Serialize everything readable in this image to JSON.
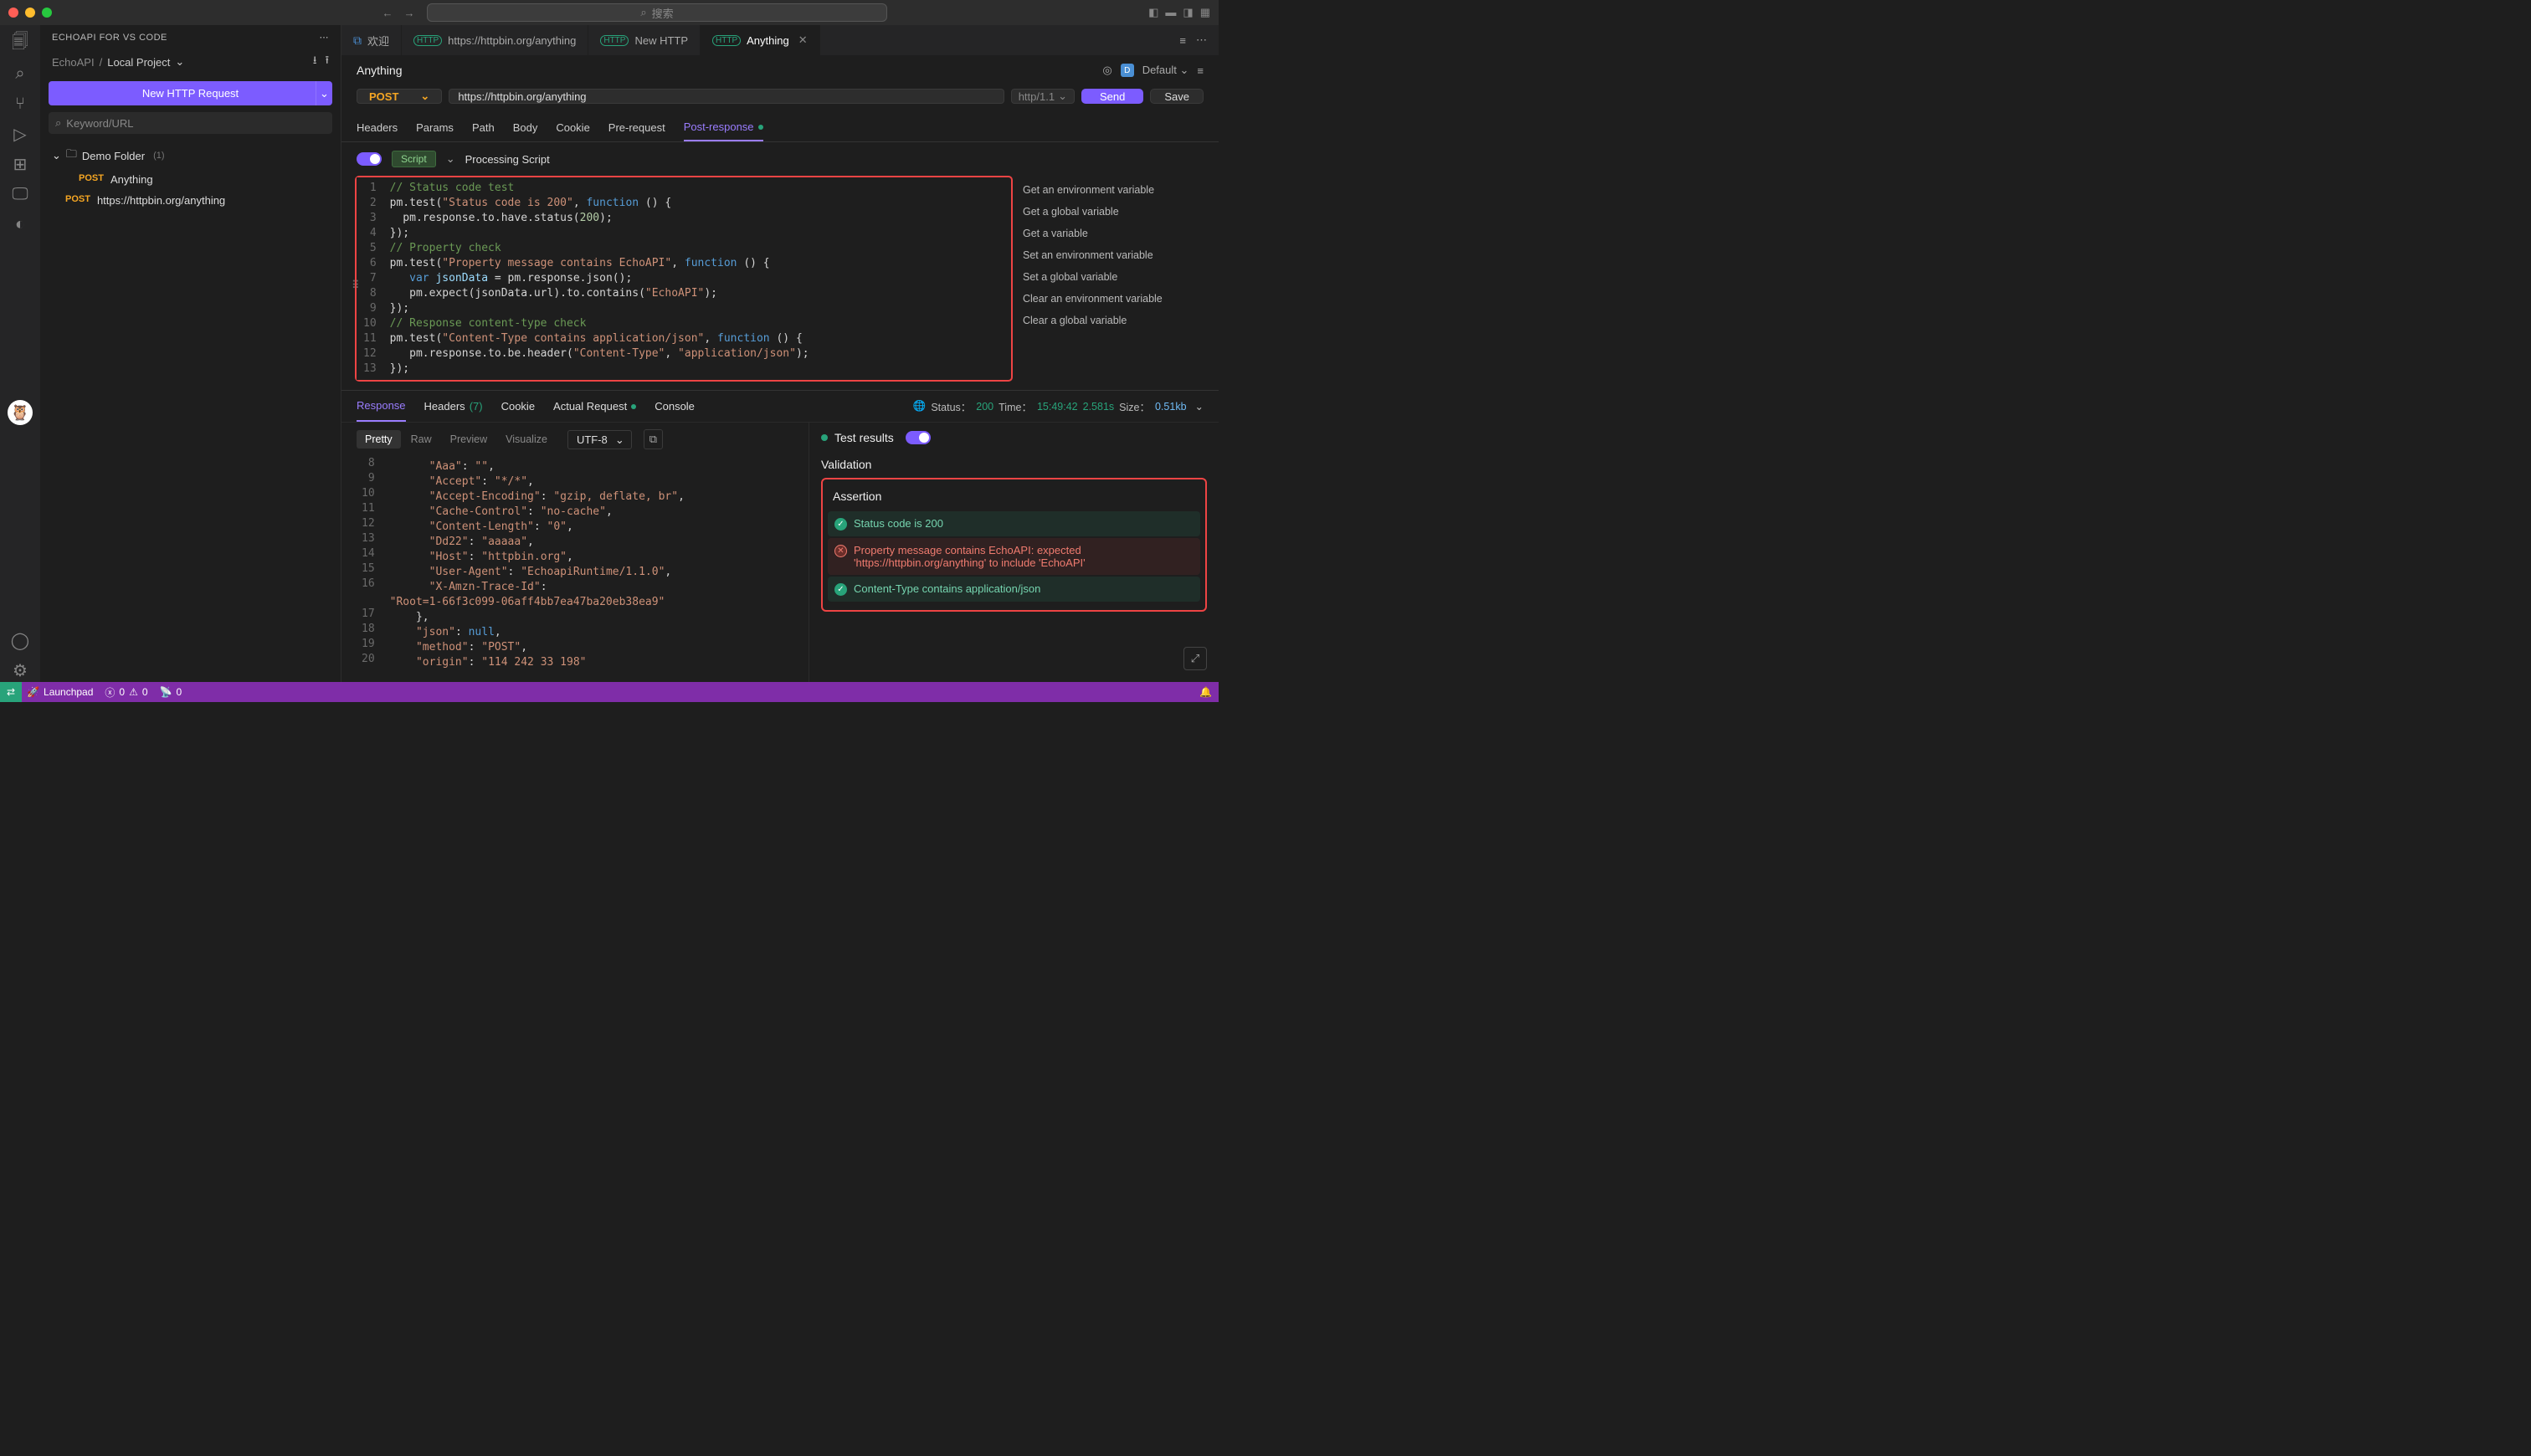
{
  "titlebar": {
    "search_placeholder": "搜索"
  },
  "sidebar": {
    "title": "ECHOAPI FOR VS CODE",
    "breadcrumb": {
      "root": "EchoAPI",
      "sep": "/",
      "project": "Local Project"
    },
    "new_button": "New HTTP Request",
    "search_placeholder": "Keyword/URL",
    "folder": {
      "name": "Demo Folder",
      "count": "(1)"
    },
    "items": [
      {
        "method": "POST",
        "name": "Anything"
      },
      {
        "method": "POST",
        "name": "https://httpbin.org/anything"
      }
    ]
  },
  "tabs": [
    {
      "label": "欢迎",
      "kind": "vs"
    },
    {
      "label": "https://httpbin.org/anything",
      "kind": "http"
    },
    {
      "label": "New HTTP",
      "kind": "http"
    },
    {
      "label": "Anything",
      "kind": "http",
      "active": true,
      "closable": true
    }
  ],
  "request": {
    "name": "Anything",
    "env_label": "Default",
    "env_badge": "D",
    "method": "POST",
    "url": "https://httpbin.org/anything",
    "protocol": "http/1.1",
    "send": "Send",
    "save": "Save",
    "tabs": [
      "Headers",
      "Params",
      "Path",
      "Body",
      "Cookie",
      "Pre-request",
      "Post-response"
    ],
    "active_tab": "Post-response",
    "script_badge": "Script",
    "script_title": "Processing Script"
  },
  "script_lines": [
    {
      "n": 1,
      "h": "<span class='c-cm'>// Status code test</span>"
    },
    {
      "n": 2,
      "h": "pm.test(<span class='c-str'>\"Status code is 200\"</span>, <span class='c-fn'>function</span> () {"
    },
    {
      "n": 3,
      "h": "  pm.response.to.have.status(<span class='c-num'>200</span>);"
    },
    {
      "n": 4,
      "h": "});"
    },
    {
      "n": 5,
      "h": "<span class='c-cm'>// Property check</span>"
    },
    {
      "n": 6,
      "h": "pm.test(<span class='c-str'>\"Property message contains EchoAPI\"</span>, <span class='c-fn'>function</span> () {"
    },
    {
      "n": 7,
      "h": "   <span class='c-kw'>var</span> <span class='c-var'>jsonData</span> = pm.response.json();"
    },
    {
      "n": 8,
      "h": "   pm.expect(jsonData.url).to.contains(<span class='c-str'>\"EchoAPI\"</span>);"
    },
    {
      "n": 9,
      "h": "});"
    },
    {
      "n": 10,
      "h": "<span class='c-cm'>// Response content-type check</span>"
    },
    {
      "n": 11,
      "h": "pm.test(<span class='c-str'>\"Content-Type contains application/json\"</span>, <span class='c-fn'>function</span> () {"
    },
    {
      "n": 12,
      "h": "   pm.response.to.be.header(<span class='c-str'>\"Content-Type\"</span>, <span class='c-str'>\"application/json\"</span>);"
    },
    {
      "n": 13,
      "h": "});"
    }
  ],
  "snippets": [
    "Get an environment variable",
    "Get a global variable",
    "Get a variable",
    "Set an environment variable",
    "Set a global variable",
    "Clear an environment variable",
    "Clear a global variable"
  ],
  "response": {
    "tabs": {
      "response": "Response",
      "headers": "Headers",
      "headers_count": "(7)",
      "cookie": "Cookie",
      "actual": "Actual Request",
      "console": "Console"
    },
    "meta": {
      "status_label": "Status：",
      "status": "200",
      "time_label": "Time：",
      "time_at": "15:49:42",
      "time_dur": "2.581s",
      "size_label": "Size：",
      "size": "0.51kb"
    },
    "views": [
      "Pretty",
      "Raw",
      "Preview",
      "Visualize"
    ],
    "encoding": "UTF-8",
    "body_lines": [
      {
        "n": 8,
        "h": "      <span class='c-str'>\"Aaa\"</span>: <span class='c-str'>\"\"</span>,"
      },
      {
        "n": 9,
        "h": "      <span class='c-str'>\"Accept\"</span>: <span class='c-str'>\"*/*\"</span>,"
      },
      {
        "n": 10,
        "h": "      <span class='c-str'>\"Accept-Encoding\"</span>: <span class='c-str'>\"gzip, deflate, br\"</span>,"
      },
      {
        "n": 11,
        "h": "      <span class='c-str'>\"Cache-Control\"</span>: <span class='c-str'>\"no-cache\"</span>,"
      },
      {
        "n": 12,
        "h": "      <span class='c-str'>\"Content-Length\"</span>: <span class='c-str'>\"0\"</span>,"
      },
      {
        "n": 13,
        "h": "      <span class='c-str'>\"Dd22\"</span>: <span class='c-str'>\"aaaaa\"</span>,"
      },
      {
        "n": 14,
        "h": "      <span class='c-str'>\"Host\"</span>: <span class='c-str'>\"httpbin.org\"</span>,"
      },
      {
        "n": 15,
        "h": "      <span class='c-str'>\"User-Agent\"</span>: <span class='c-str'>\"EchoapiRuntime/1.1.0\"</span>,"
      },
      {
        "n": 16,
        "h": "      <span class='c-str'>\"X-Amzn-Trace-Id\"</span>:"
      },
      {
        "n": "",
        "h": "<span class='c-str'>\"Root=1-66f3c099-06aff4bb7ea47ba20eb38ea9\"</span>"
      },
      {
        "n": 17,
        "h": "    },"
      },
      {
        "n": 18,
        "h": "    <span class='c-str'>\"json\"</span>: <span class='c-kw'>null</span>,"
      },
      {
        "n": 19,
        "h": "    <span class='c-str'>\"method\"</span>: <span class='c-str'>\"POST\"</span>,"
      },
      {
        "n": 20,
        "h": "    <span class='c-str'>\"origin\"</span>: <span class='c-str'>\"114 242 33 198\"</span>"
      }
    ],
    "test_results": {
      "title": "Test results",
      "validation": "Validation",
      "assertion": "Assertion",
      "rows": [
        {
          "status": "pass",
          "text": "Status code is 200"
        },
        {
          "status": "fail",
          "text": "Property message contains EchoAPI: expected 'https://httpbin.org/anything' to include 'EchoAPI'"
        },
        {
          "status": "pass",
          "text": "Content-Type contains application/json"
        }
      ]
    }
  },
  "statusbar": {
    "launchpad": "Launchpad",
    "errors": "0",
    "warnings": "0",
    "port": "0"
  }
}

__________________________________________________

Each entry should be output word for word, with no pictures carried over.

Serialize everything readable in this image to JSON.
{
  "titlebar": {
    "search_placeholder": "搜索"
  },
  "sidebar": {
    "title": "ECHOAPI FOR VS CODE",
    "breadcrumb": {
      "root": "EchoAPI",
      "sep": "/",
      "project": "Local Project"
    },
    "new_button": "New HTTP Request",
    "search_placeholder": "Keyword/URL",
    "folder": {
      "name": "Demo Folder",
      "count": "(1)"
    },
    "items": [
      {
        "method": "POST",
        "name": "Anything"
      },
      {
        "method": "POST",
        "name": "https://httpbin.org/anything"
      }
    ]
  },
  "tabs": [
    {
      "label": "欢迎",
      "kind": "vs"
    },
    {
      "label": "https://httpbin.org/anything",
      "kind": "http"
    },
    {
      "label": "New HTTP",
      "kind": "http"
    },
    {
      "label": "Anything",
      "kind": "http",
      "active": true,
      "closable": true
    }
  ],
  "request": {
    "name": "Anything",
    "env_label": "Default",
    "env_badge": "D",
    "method": "POST",
    "url": "https://httpbin.org/anything",
    "protocol": "http/1.1",
    "send": "Send",
    "save": "Save",
    "tabs": [
      "Headers",
      "Params",
      "Path",
      "Body",
      "Cookie",
      "Pre-request",
      "Post-response"
    ],
    "active_tab": "Post-response",
    "script_badge": "Script",
    "script_title": "Processing Script"
  },
  "script_lines": [
    {
      "n": 1,
      "h": "<span class='c-cm'>// Status code test</span>"
    },
    {
      "n": 2,
      "h": "pm.test(<span class='c-str'>\"Status code is 200\"</span>, <span class='c-fn'>function</span> () {"
    },
    {
      "n": 3,
      "h": "  pm.response.to.have.status(<span class='c-num'>200</span>);"
    },
    {
      "n": 4,
      "h": "});"
    },
    {
      "n": 5,
      "h": "<span class='c-cm'>// Property check</span>"
    },
    {
      "n": 6,
      "h": "pm.test(<span class='c-str'>\"Property message contains EchoAPI\"</span>, <span class='c-fn'>function</span> () {"
    },
    {
      "n": 7,
      "h": "   <span class='c-kw'>var</span> <span class='c-var'>jsonData</span> = pm.response.json();"
    },
    {
      "n": 8,
      "h": "   pm.expect(jsonData.url).to.contains(<span class='c-str'>\"EchoAPI\"</span>);"
    },
    {
      "n": 9,
      "h": "});"
    },
    {
      "n": 10,
      "h": "<span class='c-cm'>// Response content-type check</span>"
    },
    {
      "n": 11,
      "h": "pm.test(<span class='c-str'>\"Content-Type contains application/json\"</span>, <span class='c-fn'>function</span> () {"
    },
    {
      "n": 12,
      "h": "   pm.response.to.be.header(<span class='c-str'>\"Content-Type\"</span>, <span class='c-str'>\"application/json\"</span>);"
    },
    {
      "n": 13,
      "h": "});"
    }
  ],
  "snippets": [
    "Get an environment variable",
    "Get a global variable",
    "Get a variable",
    "Set an environment variable",
    "Set a global variable",
    "Clear an environment variable",
    "Clear a global variable"
  ],
  "response": {
    "tabs": {
      "response": "Response",
      "headers": "Headers",
      "headers_count": "(7)",
      "cookie": "Cookie",
      "actual": "Actual Request",
      "console": "Console"
    },
    "meta": {
      "status_label": "Status：",
      "status": "200",
      "time_label": "Time：",
      "time_at": "15:49:42",
      "time_dur": "2.581s",
      "size_label": "Size：",
      "size": "0.51kb"
    },
    "views": [
      "Pretty",
      "Raw",
      "Preview",
      "Visualize"
    ],
    "encoding": "UTF-8",
    "body_lines": [
      {
        "n": 8,
        "h": "      <span class='c-str'>\"Aaa\"</span>: <span class='c-str'>\"\"</span>,"
      },
      {
        "n": 9,
        "h": "      <span class='c-str'>\"Accept\"</span>: <span class='c-str'>\"*/*\"</span>,"
      },
      {
        "n": 10,
        "h": "      <span class='c-str'>\"Accept-Encoding\"</span>: <span class='c-str'>\"gzip, deflate, br\"</span>,"
      },
      {
        "n": 11,
        "h": "      <span class='c-str'>\"Cache-Control\"</span>: <span class='c-str'>\"no-cache\"</span>,"
      },
      {
        "n": 12,
        "h": "      <span class='c-str'>\"Content-Length\"</span>: <span class='c-str'>\"0\"</span>,"
      },
      {
        "n": 13,
        "h": "      <span class='c-str'>\"Dd22\"</span>: <span class='c-str'>\"aaaaa\"</span>,"
      },
      {
        "n": 14,
        "h": "      <span class='c-str'>\"Host\"</span>: <span class='c-str'>\"httpbin.org\"</span>,"
      },
      {
        "n": 15,
        "h": "      <span class='c-str'>\"User-Agent\"</span>: <span class='c-str'>\"EchoapiRuntime/1.1.0\"</span>,"
      },
      {
        "n": 16,
        "h": "      <span class='c-str'>\"X-Amzn-Trace-Id\"</span>:"
      },
      {
        "n": "",
        "h": "<span class='c-str'>\"Root=1-66f3c099-06aff4bb7ea47ba20eb38ea9\"</span>"
      },
      {
        "n": 17,
        "h": "    },"
      },
      {
        "n": 18,
        "h": "    <span class='c-str'>\"json\"</span>: <span class='c-kw'>null</span>,"
      },
      {
        "n": 19,
        "h": "    <span class='c-str'>\"method\"</span>: <span class='c-str'>\"POST\"</span>,"
      },
      {
        "n": 20,
        "h": "    <span class='c-str'>\"origin\"</span>: <span class='c-str'>\"114 242 33 198\"</span>"
      }
    ],
    "test_results": {
      "title": "Test results",
      "validation": "Validation",
      "assertion": "Assertion",
      "rows": [
        {
          "status": "pass",
          "text": "Status code is 200"
        },
        {
          "status": "fail",
          "text": "Property message contains EchoAPI: expected 'https://httpbin.org/anything' to include 'EchoAPI'"
        },
        {
          "status": "pass",
          "text": "Content-Type contains application/json"
        }
      ]
    }
  },
  "statusbar": {
    "launchpad": "Launchpad",
    "errors": "0",
    "warnings": "0",
    "port": "0"
  }
}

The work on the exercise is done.